(Some groups teach that before one can receive the baptism of the Spirit, he must sanctify himself by conforming to a certain style of dress and conduct, but conformity to an external, specified norm is not sanctification. In Christ Jesus, sanctification is accomplished only by the holy Spirit.)
But the nature of sanctification is such that, while it may have an instantaneous beginning, there is growth in it. Entire sanctification is a process. This is actually a maturing in the knowledge of what sanctification entails, for when we are first sanctified, we are “as babes in Christ” and it takes time for us to break old habits and to realize what kind of new creature God has made us in Christ. In the verses that follow, Paul exhorts us to pursue this entire sanctification (1Thess. 5:12-24). May God help us all attain to this perfect, holy lifestyle:
“And we beseech you, brothers, to acknowledge those who labor among you and who rule over you in the Lord and instruct you, and to esteem them as highly as possible in love because of their work. Be at peace among yourselves. We exhort you, brothers; warn the disorderly, cheer up the faint-hearted, hold on to the weak, be long-suffering with everybody. See that no one repays evil for evil to anyone; rather, always pursue what is good, both for one another and for all men.”
“Rejoice always; pray continually; in everything give thanks, for this is the will of God in Christ Jesus for you. Do not quench the Spirit; do not despise prophecies; but put everything to the test; hold on to what is good, and avoid every appearance of evil.”

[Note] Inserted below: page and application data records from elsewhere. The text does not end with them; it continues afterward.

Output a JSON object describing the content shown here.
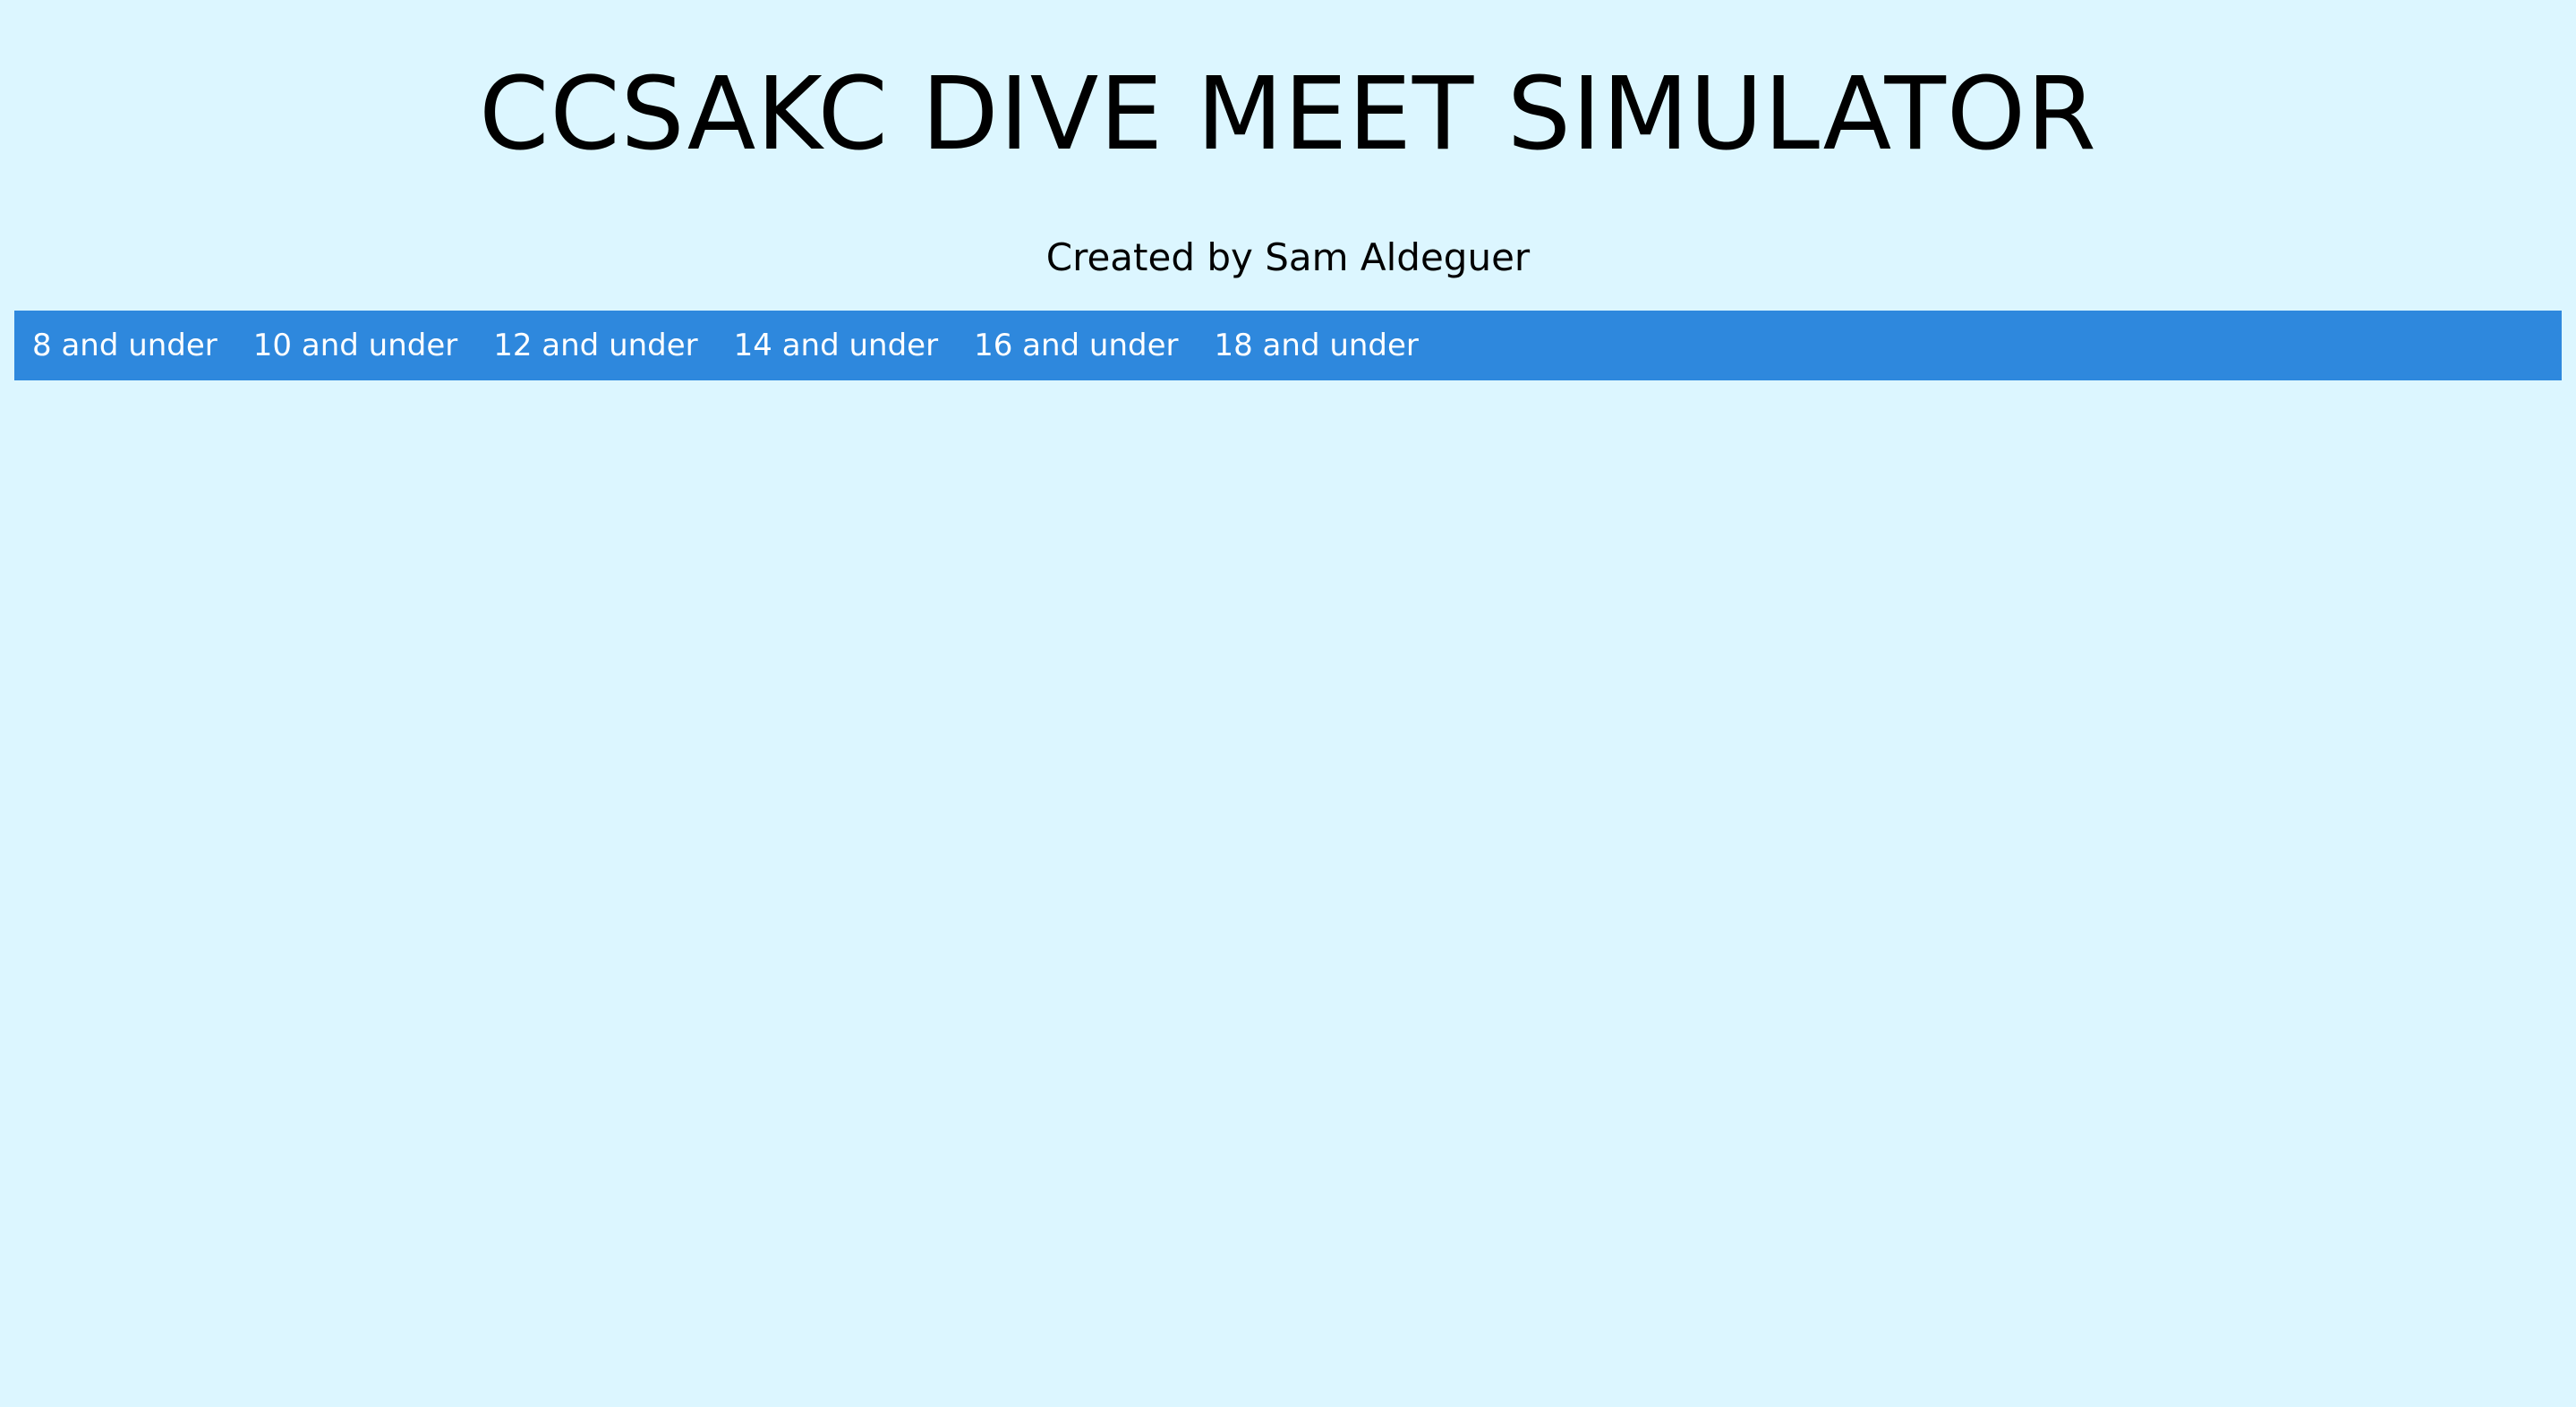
{
  "header": {
    "title": "CCSAKC DIVE MEET SIMULATOR",
    "subtitle": "Created by Sam Aldeguer"
  },
  "nav": {
    "items": [
      {
        "label": "8 and under"
      },
      {
        "label": "10 and under"
      },
      {
        "label": "12 and under"
      },
      {
        "label": "14 and under"
      },
      {
        "label": "16 and under"
      },
      {
        "label": "18 and under"
      }
    ]
  },
  "colors": {
    "background": "#dcf6ff",
    "nav_bar": "#2e88dd",
    "nav_text": "#ffffff",
    "heading_text": "#000000"
  }
}
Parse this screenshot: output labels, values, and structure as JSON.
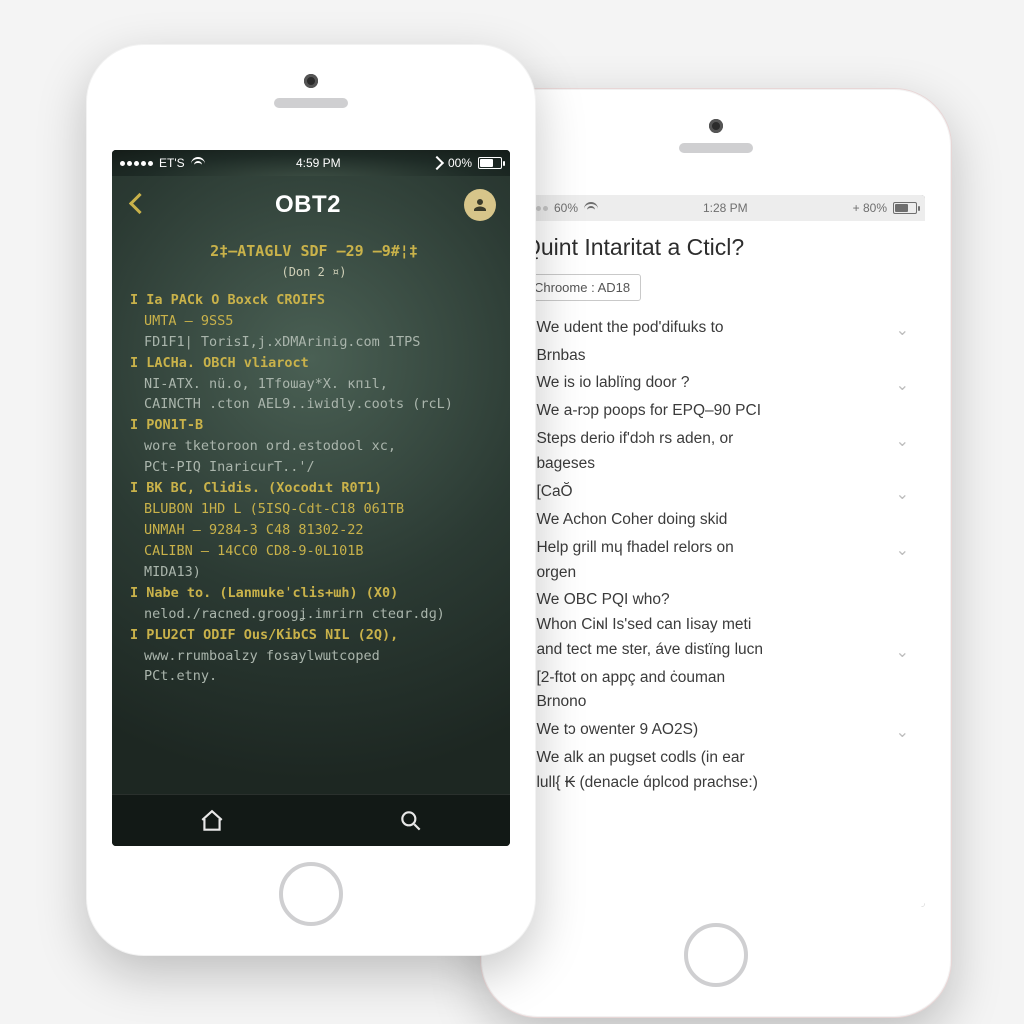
{
  "phoneA": {
    "status": {
      "carrier": "ET'S",
      "time": "4:59 PM",
      "battery_pct": "00%",
      "signal_on": 5
    },
    "header": {
      "title": "OBT2"
    },
    "code": {
      "heading": "2‡—ATAGLV SDF –29 –9#¦‡",
      "subheading": "(Don 2 ¤)",
      "lines": [
        {
          "cls": "sec",
          "text": "I Ia PACk  O Boxck CROIFS"
        },
        {
          "cls": "key indent",
          "text": "UMTA – 9SS5"
        },
        {
          "cls": "dim indent",
          "text": "FD1F1|  TorisI,j.xDMAriпiɡ.com 1TPS"
        },
        {
          "cls": "sec",
          "text": "I LACHa. OBCH vliaroct"
        },
        {
          "cls": "dim indent",
          "text": "NI‑ATX.  nü.o, 1Tfoɯay*X. кпıl,"
        },
        {
          "cls": "dim indent",
          "text": "CAINCTH .cton AEL9..iwidly.coots (rсL)"
        },
        {
          "cls": "sec",
          "text": "I PON1T‑B"
        },
        {
          "cls": "dim indent",
          "text": "worе tketoroon ord.estodool xc,"
        },
        {
          "cls": "dim indent",
          "text": "PCt‑PIQ InaricurT..'/"
        },
        {
          "cls": "sec",
          "text": "I BK BC, Clidis. (Xocodıt R0T1)"
        },
        {
          "cls": "key indent",
          "text": "BLUBON 1HD L (5ISQ‑Cdt‑C18 061TB"
        },
        {
          "cls": "key indent",
          "text": "UNMAH – 9284‑3 C48 81302‑22"
        },
        {
          "cls": "key indent",
          "text": "CALIBN – 14CC0  CD8‑9‑0L101B"
        },
        {
          "cls": "dim indent",
          "text": "МIDA13)"
        },
        {
          "cls": "sec",
          "text": "I Nabe to.  (Lanmukeˈclis+ɯh) (X0)"
        },
        {
          "cls": "dim indent",
          "text": "nelod./racned.grooɡʝ.imrirn cteɑr.dɡ)"
        },
        {
          "cls": "sec",
          "text": "I PLU2CT ODIF Ous/KibCS NIL (2Q),"
        },
        {
          "cls": "dim indent",
          "text": "www.rrumboalzy fosaylwɯtcoped"
        },
        {
          "cls": "dim indent",
          "text": "PCt.etny."
        }
      ]
    },
    "tabbar": {
      "home": "home",
      "search": "search"
    }
  },
  "phoneB": {
    "status": {
      "carrier": "60%",
      "time": "1:28 PM",
      "right": "+ 80%"
    },
    "title": "Quint Intaritat a Cticl?",
    "chip": "Chroome : AD18",
    "faq": [
      {
        "text": "We udent the pod'difɯks to",
        "chev": true
      },
      {
        "text": "Brnbas",
        "chev": false
      },
      {
        "text": "We is io lablïng door ?",
        "chev": true
      },
      {
        "text": "We а‑rɔp poops for EPQ–90 PCI",
        "chev": false
      },
      {
        "text": "Steps derio if'dɔh rs aden, or",
        "chev": true
      },
      {
        "text": "bageses",
        "chev": false,
        "cont": true
      },
      {
        "text": "[CaŎ",
        "chev": true
      },
      {
        "text": "We Achon Coher doing skid",
        "chev": false
      },
      {
        "text": "Help grill mɥ fhadel relors on",
        "chev": true
      },
      {
        "text": "orgen",
        "chev": false,
        "cont": true
      },
      {
        "text": "We OBC PQI who?",
        "chev": false
      },
      {
        "text": "Whon Сiɴl Is'sed can Iisay meti",
        "chev": false,
        "cont": true
      },
      {
        "text": "and tect me ster, áve distïng lucn",
        "chev": true,
        "cont": true
      },
      {
        "text": "[2‑ftot on appç and ċouman",
        "chev": false
      },
      {
        "text": "Brnono",
        "chev": false,
        "cont": true
      },
      {
        "text": "We tɔ owenter 9 AO2S)",
        "chev": true
      },
      {
        "text": "We alk an puɡset codls (in ear",
        "chev": false
      },
      {
        "text": "lull{ ₭ (denacle ɑ́рlcоd prachse:)",
        "chev": false,
        "cont": true
      }
    ]
  }
}
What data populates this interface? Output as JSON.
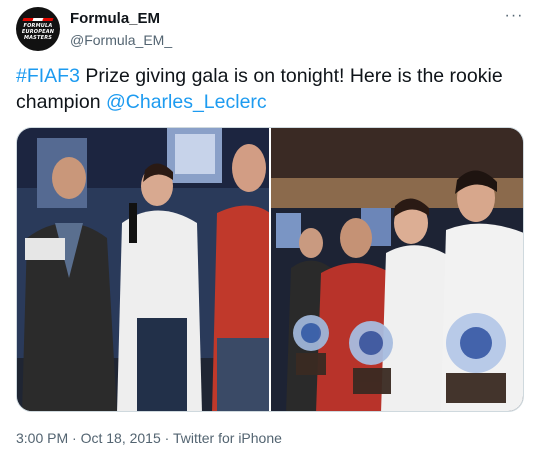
{
  "user": {
    "display_name": "Formula_EM",
    "handle": "@Formula_EM_",
    "avatar_logo_lines": [
      "FORMULA",
      "EUROPEAN",
      "MASTERS"
    ]
  },
  "menu_icon": "more-horizontal-icon",
  "menu_glyph": "···",
  "tweet": {
    "hashtag": "#FIAF3",
    "text_part1": " Prize giving gala is on tonight! Here is the rookie champion ",
    "mention": "@Charles_Leclerc"
  },
  "footer": {
    "time": "3:00 PM",
    "separator": " · ",
    "date": "Oct 18, 2015",
    "source": "Twitter for iPhone"
  },
  "colors": {
    "text": "#0f1419",
    "secondary": "#536471",
    "link": "#1d9bf0",
    "border": "#cfd9de"
  }
}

“And now, may the God of peace Himself sanctify you completely, and may your whole spirit and soul and body be preserved blameless until the coming of our Master, Jesus Christ. Faithful is he who calls you, who also will do it.”